Initially, the threshold for employing the shuttle bus system was events of 25,000 to 40,000 attendees. This number has been dropped so that the shuttle buses will be engaged for events with an anticipated attendance as low as 15,000. The residents of Lakeside Avenue were advised that they should anticipate that approximately 20 events during the good weather will meet this threshold. More specifically, the shuttle buses are scheduled to run for two hours prior to an event and two hours following it. This will have a significant impact on the residents of Lakeside Avenue and, again, not once were the residents advised officially by anyone from the City that this would be the situation.

We need to stop this. It could well be the beginning of opening up residential streets in the Glebe and Old Ottawa South to buses without any consultation or input from the homeowners. Please join in stopping this travesty before it is too late. Contact Mayor Jim Watson and our Councillor, David Chernushenko and let them know how you feel about buses on your residential

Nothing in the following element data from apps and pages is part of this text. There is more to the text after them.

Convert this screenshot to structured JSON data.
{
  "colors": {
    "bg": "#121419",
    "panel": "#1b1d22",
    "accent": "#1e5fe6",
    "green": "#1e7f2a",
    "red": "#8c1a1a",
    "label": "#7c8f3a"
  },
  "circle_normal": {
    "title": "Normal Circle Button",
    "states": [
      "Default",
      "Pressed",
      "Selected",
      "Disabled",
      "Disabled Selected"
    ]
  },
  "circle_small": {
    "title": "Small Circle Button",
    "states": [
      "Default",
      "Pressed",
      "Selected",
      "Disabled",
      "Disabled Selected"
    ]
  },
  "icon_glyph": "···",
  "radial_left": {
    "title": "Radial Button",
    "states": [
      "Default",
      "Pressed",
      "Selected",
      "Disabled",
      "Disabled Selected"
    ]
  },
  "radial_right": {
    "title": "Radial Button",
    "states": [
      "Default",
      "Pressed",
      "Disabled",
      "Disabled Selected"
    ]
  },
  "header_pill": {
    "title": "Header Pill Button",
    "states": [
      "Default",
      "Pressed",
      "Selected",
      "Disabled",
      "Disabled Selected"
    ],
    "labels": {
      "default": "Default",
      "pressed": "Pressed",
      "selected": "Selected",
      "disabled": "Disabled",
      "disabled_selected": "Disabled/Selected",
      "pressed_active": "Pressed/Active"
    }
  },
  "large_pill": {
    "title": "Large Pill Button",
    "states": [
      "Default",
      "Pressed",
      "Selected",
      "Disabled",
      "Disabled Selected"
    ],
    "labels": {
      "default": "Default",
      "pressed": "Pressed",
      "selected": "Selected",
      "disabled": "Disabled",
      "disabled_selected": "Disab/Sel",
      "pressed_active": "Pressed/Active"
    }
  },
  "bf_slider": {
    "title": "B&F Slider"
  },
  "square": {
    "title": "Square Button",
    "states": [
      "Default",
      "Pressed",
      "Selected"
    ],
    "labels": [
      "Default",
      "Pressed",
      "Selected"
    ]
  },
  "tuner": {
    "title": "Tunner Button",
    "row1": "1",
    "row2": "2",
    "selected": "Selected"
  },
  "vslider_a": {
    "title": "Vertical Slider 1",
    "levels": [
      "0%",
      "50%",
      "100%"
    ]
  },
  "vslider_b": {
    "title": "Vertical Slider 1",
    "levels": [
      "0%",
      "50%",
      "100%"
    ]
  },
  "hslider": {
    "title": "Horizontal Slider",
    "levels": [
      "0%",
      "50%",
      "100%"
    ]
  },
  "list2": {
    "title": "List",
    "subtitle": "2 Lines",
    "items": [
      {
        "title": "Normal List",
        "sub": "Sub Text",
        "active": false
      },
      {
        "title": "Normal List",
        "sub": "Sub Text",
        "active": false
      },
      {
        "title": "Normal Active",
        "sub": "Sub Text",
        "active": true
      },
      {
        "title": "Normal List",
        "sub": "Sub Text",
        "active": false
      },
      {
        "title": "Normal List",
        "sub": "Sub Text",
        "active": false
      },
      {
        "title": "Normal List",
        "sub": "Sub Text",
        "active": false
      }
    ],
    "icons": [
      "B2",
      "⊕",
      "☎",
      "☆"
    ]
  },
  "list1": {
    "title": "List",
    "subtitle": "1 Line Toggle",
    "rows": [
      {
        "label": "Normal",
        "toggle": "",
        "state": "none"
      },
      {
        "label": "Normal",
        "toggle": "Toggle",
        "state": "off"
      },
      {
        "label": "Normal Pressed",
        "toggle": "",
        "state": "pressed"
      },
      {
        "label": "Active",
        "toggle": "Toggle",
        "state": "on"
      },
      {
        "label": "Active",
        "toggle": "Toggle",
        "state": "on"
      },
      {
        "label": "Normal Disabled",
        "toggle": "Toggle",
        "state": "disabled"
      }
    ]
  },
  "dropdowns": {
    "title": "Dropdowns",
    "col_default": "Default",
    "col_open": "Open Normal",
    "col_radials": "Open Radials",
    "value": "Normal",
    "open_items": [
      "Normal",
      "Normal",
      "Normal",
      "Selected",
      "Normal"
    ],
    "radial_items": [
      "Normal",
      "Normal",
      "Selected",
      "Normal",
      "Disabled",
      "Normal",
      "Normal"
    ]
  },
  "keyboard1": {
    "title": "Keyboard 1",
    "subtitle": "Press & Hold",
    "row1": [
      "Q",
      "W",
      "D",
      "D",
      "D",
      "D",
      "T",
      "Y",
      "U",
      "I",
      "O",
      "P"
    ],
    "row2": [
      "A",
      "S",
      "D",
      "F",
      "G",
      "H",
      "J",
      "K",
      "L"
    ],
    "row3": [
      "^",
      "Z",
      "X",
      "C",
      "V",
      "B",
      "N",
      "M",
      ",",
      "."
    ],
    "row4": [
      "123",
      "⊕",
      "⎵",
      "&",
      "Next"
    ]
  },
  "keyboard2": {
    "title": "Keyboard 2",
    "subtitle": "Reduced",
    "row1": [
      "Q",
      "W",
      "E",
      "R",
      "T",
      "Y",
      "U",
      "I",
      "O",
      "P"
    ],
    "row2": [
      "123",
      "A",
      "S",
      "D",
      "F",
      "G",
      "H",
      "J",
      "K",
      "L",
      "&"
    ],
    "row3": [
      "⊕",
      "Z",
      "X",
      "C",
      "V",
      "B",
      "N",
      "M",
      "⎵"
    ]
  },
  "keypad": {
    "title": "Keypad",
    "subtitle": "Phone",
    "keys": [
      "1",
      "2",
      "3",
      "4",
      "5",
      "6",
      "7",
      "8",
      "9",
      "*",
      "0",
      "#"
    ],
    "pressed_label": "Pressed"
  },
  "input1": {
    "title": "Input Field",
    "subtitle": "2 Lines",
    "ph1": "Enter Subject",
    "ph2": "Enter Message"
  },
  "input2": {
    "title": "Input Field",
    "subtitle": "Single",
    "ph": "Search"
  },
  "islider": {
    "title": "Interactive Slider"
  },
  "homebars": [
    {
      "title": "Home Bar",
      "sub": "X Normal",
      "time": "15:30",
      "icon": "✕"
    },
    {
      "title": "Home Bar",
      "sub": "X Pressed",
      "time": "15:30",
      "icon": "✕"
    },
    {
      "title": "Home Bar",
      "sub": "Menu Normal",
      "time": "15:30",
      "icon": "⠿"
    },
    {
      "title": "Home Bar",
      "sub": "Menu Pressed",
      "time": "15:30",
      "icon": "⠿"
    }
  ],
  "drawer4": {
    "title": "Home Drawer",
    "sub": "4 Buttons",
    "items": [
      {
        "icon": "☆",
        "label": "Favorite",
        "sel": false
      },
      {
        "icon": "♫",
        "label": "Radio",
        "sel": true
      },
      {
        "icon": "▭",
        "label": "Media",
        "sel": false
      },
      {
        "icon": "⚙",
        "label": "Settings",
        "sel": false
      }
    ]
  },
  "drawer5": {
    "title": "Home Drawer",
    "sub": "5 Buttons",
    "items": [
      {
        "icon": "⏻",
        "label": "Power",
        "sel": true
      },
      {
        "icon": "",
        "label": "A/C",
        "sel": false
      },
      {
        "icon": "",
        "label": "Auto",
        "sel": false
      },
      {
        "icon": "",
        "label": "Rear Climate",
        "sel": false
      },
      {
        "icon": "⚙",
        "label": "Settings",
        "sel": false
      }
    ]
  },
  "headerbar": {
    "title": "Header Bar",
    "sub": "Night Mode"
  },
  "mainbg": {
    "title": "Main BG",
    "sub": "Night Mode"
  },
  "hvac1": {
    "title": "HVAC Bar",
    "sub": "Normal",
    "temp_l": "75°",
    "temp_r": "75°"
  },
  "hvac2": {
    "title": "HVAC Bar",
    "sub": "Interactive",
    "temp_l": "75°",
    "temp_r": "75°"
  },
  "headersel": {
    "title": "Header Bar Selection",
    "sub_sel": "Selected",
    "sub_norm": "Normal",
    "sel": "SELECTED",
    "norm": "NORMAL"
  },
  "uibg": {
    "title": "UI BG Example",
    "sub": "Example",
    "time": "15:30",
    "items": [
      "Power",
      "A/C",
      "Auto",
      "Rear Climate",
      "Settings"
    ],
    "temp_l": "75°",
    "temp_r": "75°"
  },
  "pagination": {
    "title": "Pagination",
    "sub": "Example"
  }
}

Claire Gaddam, a resident, has submitted this article on behalf of the residents of Lakeside Avenue.

Editor’s Note – Pursuant to a Letter of Intent between the National Capital Commission (NCC) and the City of Ottawa signed in June of 2010, a three-year pilot project involving special event shuttle buses is due to kick off with the “first planned full stadium event at Lansdowne.” Although it is reported that the final details of guidelines in the Transportation Demand Management Plan are still being negotiated, there appears to be an unexpected change in the plan that calls for shuttle buses in the first year of the pilot project to make exclusive use of Lakeside Avenue to access the QED and Lansdowne, rather than using arterials or alternate routes. As noted in the article, north along Bronson, west on Carling and east at Preston to the QED at Dow’s Lake is the arterial route that the GCA has advocated with the City (unsuccessfully to date). That route is also its clear preference over the City’s plan for a second transportation route – Sunnyside, Bank Street, Fifth Avenue – for 50 per cent of the time. Notwithstanding exceptional circumstances, the GCA’s position has been that the shuttle buses do not belong on residential streets.


Share this